Although the term “battery” was not used until Benjamin Franklin’s experiments in 1749, what are now called “Baghdad batteries” were first used in Mesopotamia around 200 BC. They consisted of a jar containing a copper-covered iron rod and an acidic agent such as vinegar. Their exact purpose is not known, but may have been religious or medicinal in nature.
The first modern battery, now known as a voltaic pile, was invented in 1799. This battery consisted of alternating layers of copper and zinc separated by brine-soaked cloth or paper. It was further refined in 1836 as the Daniell cell, which featured a glass jar containing a copper disc, a copper sulfate solution, a zinc disc, and a zinc sulfate solution. The Daniell cell worked well enough that it was used to power telephones and doorbells before electricity was commonplace.
Commercially produced batteries entered the market in 1898, manufactured by the National Carbon Company. That company eventually became the Eveready Battery Company, which is still in existence today. Battery technology continues to evolve, and more exciting breakthroughs are on the horizon.
All batteries have two terminals, a positive and a negative. Inside the battery case, an anode is connected to the negative terminal and a cathode is connected to the positive terminal. A separator sits between the two to prevent them from touching, and an electrolyte allows electrical charge to flow between them. A collector conducts the charge to the outside of the battery and through the “load,” which is whatever the battery is powering.
A series of chemical reactions occur inside the battery when the load completes the circuit: oxidation in the anode releases electrons, while reduction in the cathode absorbs those electrons. Which chemicals are involved depends on the type of battery:
- Cheap dry cell batteries: Low-end AAA, AA, C, and D batteries are often zinc-carbon. The anode is made of zinc, while the cathode is made of magnesium dioxide. The electrolyte solution may be zinc chloride or ammonium chloride.
- Higher-end dry cell batteries: More expensive AA, C, and D batteries are generally known as alkaline batteries because the electrolyte solution is alkaline in nature (pH greater than 7). The anode is made of zinc powder, the cathode of magnesium dioxide, and the electrolyte solution of potassium hydroxide. These batteries have a higher capacity than zinc-carbon batteries as well as a longer shelf life. They are also less likely to leak.

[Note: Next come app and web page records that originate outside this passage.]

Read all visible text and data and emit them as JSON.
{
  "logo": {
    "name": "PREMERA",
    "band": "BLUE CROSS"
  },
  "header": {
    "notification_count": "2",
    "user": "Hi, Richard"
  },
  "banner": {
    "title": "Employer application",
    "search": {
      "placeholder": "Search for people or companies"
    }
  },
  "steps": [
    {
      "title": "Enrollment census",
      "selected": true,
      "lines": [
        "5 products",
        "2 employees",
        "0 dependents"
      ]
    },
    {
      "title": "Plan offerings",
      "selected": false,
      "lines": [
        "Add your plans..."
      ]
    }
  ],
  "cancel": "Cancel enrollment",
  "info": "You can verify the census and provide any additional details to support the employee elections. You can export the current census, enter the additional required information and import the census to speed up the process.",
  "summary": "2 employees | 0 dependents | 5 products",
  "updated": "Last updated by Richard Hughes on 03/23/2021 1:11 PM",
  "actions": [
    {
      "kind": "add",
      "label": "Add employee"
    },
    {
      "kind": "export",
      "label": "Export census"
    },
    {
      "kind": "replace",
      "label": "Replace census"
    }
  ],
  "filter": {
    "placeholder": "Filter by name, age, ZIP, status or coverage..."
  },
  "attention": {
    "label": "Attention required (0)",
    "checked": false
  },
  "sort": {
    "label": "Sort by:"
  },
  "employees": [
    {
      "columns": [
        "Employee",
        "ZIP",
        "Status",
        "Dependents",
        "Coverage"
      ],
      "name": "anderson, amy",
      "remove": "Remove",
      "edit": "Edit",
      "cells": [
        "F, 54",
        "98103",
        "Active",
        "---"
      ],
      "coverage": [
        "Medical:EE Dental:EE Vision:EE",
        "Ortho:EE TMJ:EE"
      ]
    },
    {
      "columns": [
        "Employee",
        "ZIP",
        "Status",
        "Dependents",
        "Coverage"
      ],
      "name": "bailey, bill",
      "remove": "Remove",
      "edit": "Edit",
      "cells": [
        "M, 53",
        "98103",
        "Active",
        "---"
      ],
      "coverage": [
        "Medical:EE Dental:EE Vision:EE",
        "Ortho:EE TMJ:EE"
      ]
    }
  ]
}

- Rechargeable lead-acid batteries: Rechargeable lead-acid batteries have an anode made of lead and a cathode made of lead dioxide. The electrolyte solution consists of diluted sulfuric acid. As the first commercially viable rechargeable batteries, lead-acid batteries are used in a variety of applications, including cars, RVs, powered wheelchairs, and even solar power storage. Increasingly, though, they are being replaced by rechargeable lithium-ion batteries due to those batteries’ superior properties.
- Rechargeable lithium-ion batteries: The anode of a lithium-ion battery is made of carbon (typically, though not always, graphite) and the cathode is made of lithium oxide. The electrolyte solution is lithium salt in an organic solvent. Lithium-ion batteries are the most advanced batteries currently in commercial use. They have a significantly higher capacity than lead-acid batteries, are far more efficient, and have a much longer lifespan.
As technology continues to rapidly evolve, batteries need to keep pace. Some of the most promising advancements will be in lithium-ion battery technology. Researchers are experimenting with a variety of compounds that can store more lithium, as well as different types of carbon to optimize the performance of the anode.
Another promising technology is lithium-sulfur battery composition. With sulfur as the cathode and metallic lithium as the anode, these batteries are just now being prototyped, but their theoretical energy density looks to be incredibly high.
Solid-state batteries will replace the electrolyte solution in traditional batteries with a solid, highly conductive electrolyte compound. New, non-flammable, high-capacity polymers could revolutionize safety, weight, and even shelf life. It’s entirely possible that solid-state technology could emerge simultaneously with lithium-sulfur technology, creating an entirely new class of batteries designed for electric vehicles, aerospace, and other heavy-load industries.